### EXERCISE DIRECTIONS
Find the word "desc" in the data below and copy each line that holds it.

● ● ●

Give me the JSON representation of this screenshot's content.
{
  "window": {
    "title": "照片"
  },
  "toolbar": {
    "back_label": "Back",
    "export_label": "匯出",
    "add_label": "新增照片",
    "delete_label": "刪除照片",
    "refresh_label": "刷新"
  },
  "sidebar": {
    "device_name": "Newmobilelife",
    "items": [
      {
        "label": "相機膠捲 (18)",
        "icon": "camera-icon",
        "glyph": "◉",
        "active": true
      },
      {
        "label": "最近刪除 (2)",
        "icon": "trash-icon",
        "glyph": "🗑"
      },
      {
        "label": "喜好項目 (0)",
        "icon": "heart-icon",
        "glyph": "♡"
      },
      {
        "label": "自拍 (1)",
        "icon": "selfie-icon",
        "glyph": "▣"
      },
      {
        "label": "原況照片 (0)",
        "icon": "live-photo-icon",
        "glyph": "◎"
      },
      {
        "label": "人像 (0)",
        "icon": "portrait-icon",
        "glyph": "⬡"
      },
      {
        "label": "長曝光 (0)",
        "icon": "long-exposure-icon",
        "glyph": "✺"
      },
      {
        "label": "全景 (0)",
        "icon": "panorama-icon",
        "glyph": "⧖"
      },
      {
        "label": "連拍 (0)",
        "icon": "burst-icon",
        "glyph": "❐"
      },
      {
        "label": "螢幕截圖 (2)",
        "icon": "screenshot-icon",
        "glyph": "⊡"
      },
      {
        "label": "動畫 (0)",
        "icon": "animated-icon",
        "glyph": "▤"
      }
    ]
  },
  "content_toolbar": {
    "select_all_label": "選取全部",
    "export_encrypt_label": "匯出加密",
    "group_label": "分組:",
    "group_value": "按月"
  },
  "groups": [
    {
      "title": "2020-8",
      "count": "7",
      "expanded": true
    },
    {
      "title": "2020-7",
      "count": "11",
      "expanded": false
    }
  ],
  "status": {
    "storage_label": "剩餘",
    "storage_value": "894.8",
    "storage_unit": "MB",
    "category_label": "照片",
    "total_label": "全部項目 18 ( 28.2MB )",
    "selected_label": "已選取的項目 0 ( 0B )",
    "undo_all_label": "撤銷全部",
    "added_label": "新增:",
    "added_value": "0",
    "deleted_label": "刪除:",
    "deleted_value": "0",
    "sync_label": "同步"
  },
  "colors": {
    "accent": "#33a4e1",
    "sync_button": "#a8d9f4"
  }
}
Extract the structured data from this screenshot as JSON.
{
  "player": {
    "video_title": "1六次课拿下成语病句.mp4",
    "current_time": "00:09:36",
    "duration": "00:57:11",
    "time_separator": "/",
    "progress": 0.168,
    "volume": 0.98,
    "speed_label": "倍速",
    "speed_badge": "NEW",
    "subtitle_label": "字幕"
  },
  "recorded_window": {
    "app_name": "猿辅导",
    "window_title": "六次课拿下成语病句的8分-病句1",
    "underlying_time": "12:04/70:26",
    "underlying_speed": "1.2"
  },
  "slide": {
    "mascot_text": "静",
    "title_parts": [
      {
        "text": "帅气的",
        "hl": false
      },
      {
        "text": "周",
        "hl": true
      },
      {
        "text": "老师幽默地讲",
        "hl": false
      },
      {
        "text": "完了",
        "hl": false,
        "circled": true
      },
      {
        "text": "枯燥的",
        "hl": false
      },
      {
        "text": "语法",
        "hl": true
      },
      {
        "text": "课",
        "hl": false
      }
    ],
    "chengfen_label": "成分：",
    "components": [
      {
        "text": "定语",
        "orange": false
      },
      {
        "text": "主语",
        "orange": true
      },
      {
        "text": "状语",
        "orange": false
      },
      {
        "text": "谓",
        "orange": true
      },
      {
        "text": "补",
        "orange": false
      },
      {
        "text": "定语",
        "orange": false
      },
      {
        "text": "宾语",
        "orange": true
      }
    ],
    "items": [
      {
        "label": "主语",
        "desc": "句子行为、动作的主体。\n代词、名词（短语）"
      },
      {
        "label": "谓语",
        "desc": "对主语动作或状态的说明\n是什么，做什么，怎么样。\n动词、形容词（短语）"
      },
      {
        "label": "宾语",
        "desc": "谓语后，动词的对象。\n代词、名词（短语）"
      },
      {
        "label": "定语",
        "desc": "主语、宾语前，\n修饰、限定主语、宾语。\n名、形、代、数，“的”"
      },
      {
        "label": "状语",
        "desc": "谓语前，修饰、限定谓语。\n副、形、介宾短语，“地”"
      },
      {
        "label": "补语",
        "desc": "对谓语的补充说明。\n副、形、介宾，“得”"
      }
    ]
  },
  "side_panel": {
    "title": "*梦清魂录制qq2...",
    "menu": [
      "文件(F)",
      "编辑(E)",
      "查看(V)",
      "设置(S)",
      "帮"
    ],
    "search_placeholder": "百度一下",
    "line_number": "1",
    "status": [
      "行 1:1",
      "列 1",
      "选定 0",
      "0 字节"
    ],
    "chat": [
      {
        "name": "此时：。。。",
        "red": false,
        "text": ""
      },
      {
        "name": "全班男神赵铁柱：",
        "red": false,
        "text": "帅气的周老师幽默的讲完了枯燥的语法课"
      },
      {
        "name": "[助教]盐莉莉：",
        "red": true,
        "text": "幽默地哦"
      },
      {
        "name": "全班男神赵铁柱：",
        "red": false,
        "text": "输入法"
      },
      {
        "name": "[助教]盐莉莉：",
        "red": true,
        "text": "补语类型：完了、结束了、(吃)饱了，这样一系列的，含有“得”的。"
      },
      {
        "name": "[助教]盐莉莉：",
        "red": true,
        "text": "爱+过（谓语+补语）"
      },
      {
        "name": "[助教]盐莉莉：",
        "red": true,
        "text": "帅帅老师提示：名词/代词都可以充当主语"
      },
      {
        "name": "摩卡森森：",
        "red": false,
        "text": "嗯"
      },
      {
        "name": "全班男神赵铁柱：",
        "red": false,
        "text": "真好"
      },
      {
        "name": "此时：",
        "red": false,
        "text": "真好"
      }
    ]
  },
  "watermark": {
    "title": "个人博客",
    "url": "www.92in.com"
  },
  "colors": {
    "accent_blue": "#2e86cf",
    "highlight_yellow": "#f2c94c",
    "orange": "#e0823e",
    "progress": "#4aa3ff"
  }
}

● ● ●

### RESPONSE
        "desc": "句子行为、动作的主体。\n代词、名词（短语）"
        "desc": "对主语动作或状态的说明\n是什么，做什么，怎么样。\n动词、形容词（短语）"
        "desc": "谓语后，动词的对象。\n代词、名词（短语）"
        "desc": "主语、宾语前，\n修饰、限定主语、宾语。\n名、形、代、数，“的”"
        "desc": "谓语前，修饰、限定谓语。\n副、形、介宾短语，“地”"
        "desc": "对谓语的补充说明。\n副、形、介宾，“得”"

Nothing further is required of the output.